Stocks continued to fall on Friday as a growing number of investment analysts issued bleak forecasts for markets and the economy this year, with some arguing that major indicators will sink deeper into negative territory as the Federal Reserve takes a more aggressive policy to fight inflation.
The Dow Jones Industrial Average fell 599 points, or 2%, to 29,477 by 1:30 p.m. Friday — surpassing an 18-month low hit in mid-June, as the Fed began a series of its largest rate hikes since 1998.
Similarly, the tech-heavy S&P 500 and Nasdaq sank 2.3% each — each plunging deeper into bear market territory, as oil prices also sank on deflation fears, with a barrel of West Texas Intermediate down 5% to Eight-month low at $79.
“The expected trajectory of interest rates is now higher than we previously assumed,” Goldman Sachs analysts led by David Kostin wrote in a note Thursday night, blaming stock declines on the Fed’s hawkish trend this week and predicting that more aggressive policy would push the S&P down another 3% this week. year — a significant turnaround from the 16% increase the team had projected last month.
“The outlook is extraordinarily ambiguous,” the team continued, saying that trajectories of inflation, economic growth, interest rates, earnings and valuations “are all in flux more than usual” and that the majority of the investment bank’s investing clients now believe a hard landing is “inevitable.”
Should the economy enter a recession, Goldman expects the S&P to fall another 10% to 3,400 by the end of the year and 17% to 3,150 over the next six months — taking a full year to recover its losses.
Others are similarly bearish: Bank of America’s Savita Subramanian forecast the S&P will drop to 3600 by the end of the year, saying more volatility is likely and noting that stocks slump during recessions with inflation rising around 11% in Madi.
What to watch
Economists at Goldman Sachs expect the Fed to raise interest rates by another 75 basis points in November, 50 basis points in December and 25 in February. If inflation continues to exceed expectations, it is possible that those expectations will escalate - which will certainly cause more trouble for the markets.
The recent market sell-off intensified after the Labor Department reported that inflation rose more sharply than expected in August, raising concerns that Fed officials may need to act more aggressively in order to cool inflation.

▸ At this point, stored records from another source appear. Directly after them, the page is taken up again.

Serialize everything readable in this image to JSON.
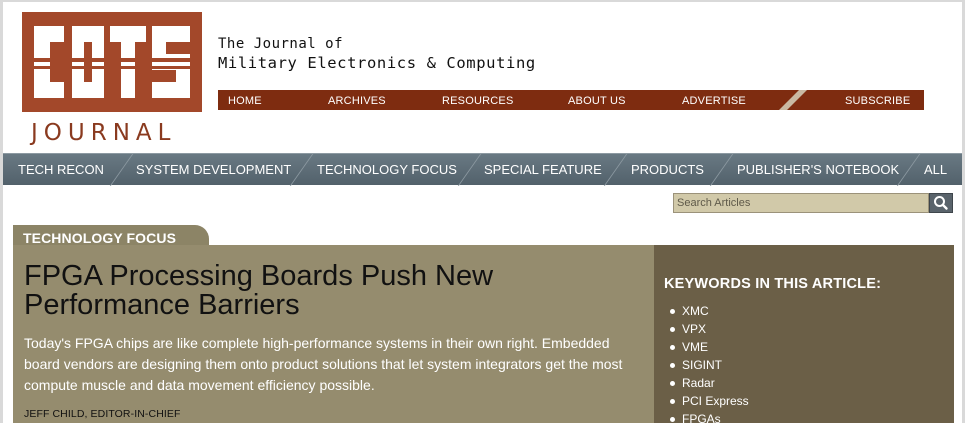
{
  "logo": {
    "main_text": "COTS",
    "sub_text": "JOURNAL",
    "brand_color": "#a3482a"
  },
  "tagline": {
    "line1": "The Journal of",
    "line2": "Military Electronics & Computing"
  },
  "topnav": {
    "items": [
      "HOME",
      "ARCHIVES",
      "RESOURCES",
      "ABOUT US",
      "ADVERTISE",
      "SUBSCRIBE"
    ],
    "bg_color": "#7e2c10"
  },
  "categories": {
    "items": [
      "TECH RECON",
      "SYSTEM DEVELOPMENT",
      "TECHNOLOGY FOCUS",
      "SPECIAL FEATURE",
      "PRODUCTS",
      "PUBLISHER'S NOTEBOOK",
      "ALL"
    ]
  },
  "search": {
    "placeholder": "Search Articles",
    "icon": "search-icon"
  },
  "section": {
    "label": "TECHNOLOGY FOCUS"
  },
  "article": {
    "title": "FPGA Processing Boards Push New Performance Barriers",
    "dek": "Today's FPGA chips are like complete high-performance systems in their own right. Embedded board vendors are designing them onto product solutions that let system integrators get the most compute muscle and data movement efficiency possible.",
    "byline": "JEFF CHILD, EDITOR-IN-CHIEF"
  },
  "keywords": {
    "heading": "KEYWORDS IN THIS ARTICLE:",
    "items": [
      "XMC",
      "VPX",
      "VME",
      "SIGINT",
      "Radar",
      "PCI Express",
      "FPGAs"
    ]
  }
}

The S&P is down 23% this year, and the Nasdaq has broken 31%. In a note to clients, Keith Lerner, chief market strategist at Truist Advisory Services, said the Fed is likely to keep interest rates high for longer in order to offset inflation challenges that have persisted for more than a year — “even if it requires more economic pain,” as Officials have been increasingly wary since last month.
According to Bank of America, fund managers are showing signs of a hard landing — liquidity is accumulating at the highest level since 2001 and limiting exposure to equities (at record lows) as global economic growth forecasts approach all-time lows in light of the central bank's efforts to tighten.
The Federal Reserve raised rates another 75 basis points - pushing borrowing costs to the highest level since the Great Recession (Forbes)
Stocks struggle as markets prepare for another 'extraordinarily large' Fed rate hike (Forbes)